ARDC Diversity Lottery Registration nets nine winners
Last October, ARDC embarked upon a new project within the relocation department. In light of the increasing barriers to refugee relocation in Western countries, we decided to run the first-ever Diversity Lottery Registration. With a team of dedicated ARDC volunteers under the leadership of Marco Traversa and Dara Levy-Bernstein, we coordinated four registration days in October, 2011. Registering individuals from all of the African countries represented in the refugee community, ARDC was able to enter more than 500 people in the lottery. Winners were announced on May 1, 2012. Seven individuals from Eritrea and two from Sudan won this year. Not only are these individuals now qualified to apply to the US in order to secure an immigrant visa and an interview with the US Embassy, but their family members who registered at that time also qualify. This means that sixteen people from our group have a chance to go to the US. We are currently awaiting responses from the US Department of State and expect interviews to commence within the year.
“Green Card” Lottery
The Diversity Lottery, also known as the “Green Card Lottery”, is an opportunity to receive an immigrant visa to the United States. Usually such visas are only available to close family members of US Citizens or Permanent Residents, or to individuals with a special employment abilities. The lottery allows individuals with certain qualifications to apply for a random chance to become a permanent resident. The registration is free, although it can be a complicated process.
A slim, but real chance
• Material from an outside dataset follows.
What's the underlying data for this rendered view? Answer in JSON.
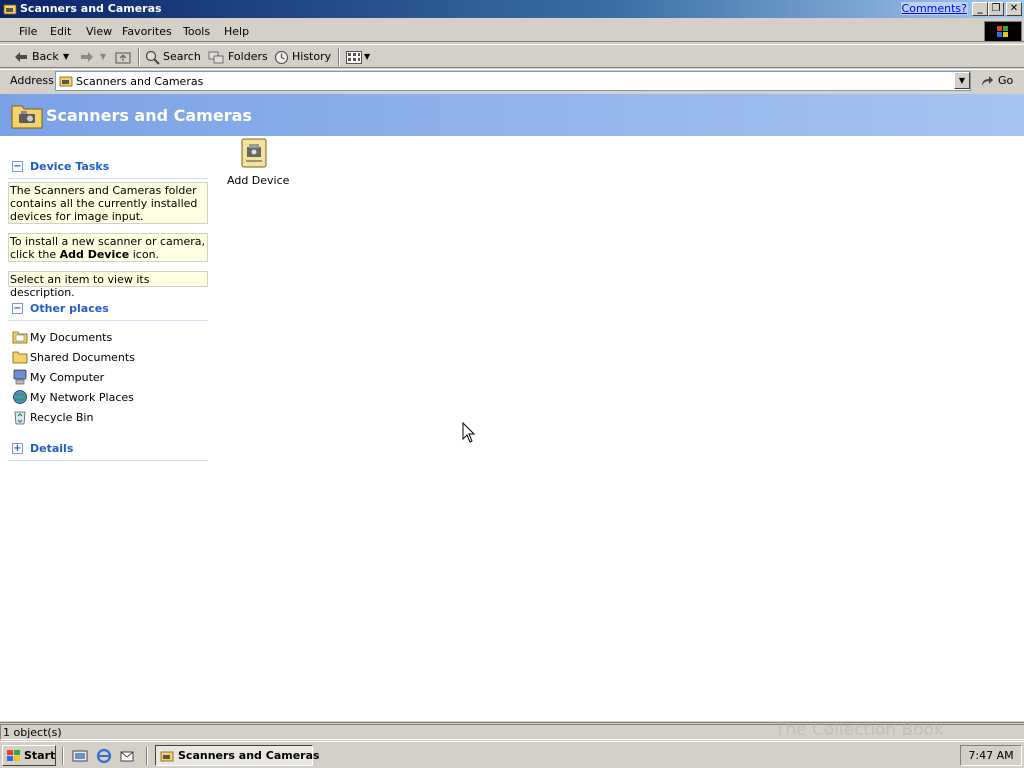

The US Government has various goals in mind with the Diversity Lottery. Primary among them is ensuring that the US brings immigrants from under-represented areas. The government allots a certain number of visas per continent and does not allow individuals born in certain countries (China, Mexico, The Philippines, India, and others) to qualify. As African-born individuals constitute the smallest immigrant group to the US, the diversity lottery program is a unique opportunity where the chances, while slim (an estimated 2% for our population of registrants), are still better than any of the other options most refugees have to the US.
The US Government's Goals
Studies in the 1990s showed that African-born immigrants to the US are the most highly educated immigrant group per capita. It is the strengths of such diverse immigrant groups which necessitate this program to bring random entrants to the US. However, this goal brings with it a limitation. Applicants for the lottery only qualify for a visa if they have completed a high school education or work in a job within the past five years that requires a minimum of two years training – typically some sort of specialized work.
Lottery fraud plagues those who can least afford it
One of the biggest dangers of the lottery is the large number of fraudulent lottery registration companies on the internet or in internet cafes. You may be familiar with pop-ups declaring “Enter the Green Card Lottery” from companies advertising on the web. These people collect data and often issue fake win notices via email. Then they request money from the individual in order to continue the process. There have been numerous victims of these scams in the community. There is no reason to pay anyone to register you for the lottery – NONE. As the next registration season approaches, ARDC will be having talks about our program, including education about fraud.
Come next October
Of course, the best option is to register through ARDC this upcoming October. ARDC does not charge any fees to applicants. There is even a photograph station where the strict requirements for photos are checked and met by ARDC staff. ARDC hopes that, given last year's overwhelming interest in the project and the successful outcome, we will attract even more potential winners to ARDC and the support we offer.
Congratulations to the winners and to the volunteer staff who helped turn an idea into an encouraging success for the community.
David Jacobus, Esq.
David is a New York Attorney with immigration experience who provides consulting to ARDC on US Immigration issues. You can contact him at david@ARDC-Israel.org
The Asylum Application Assistance program is funded by the European Union. The overall objective of the action is to protect the rights of asylum seekers in the State of Israel through promoting a fair and just asylum application process.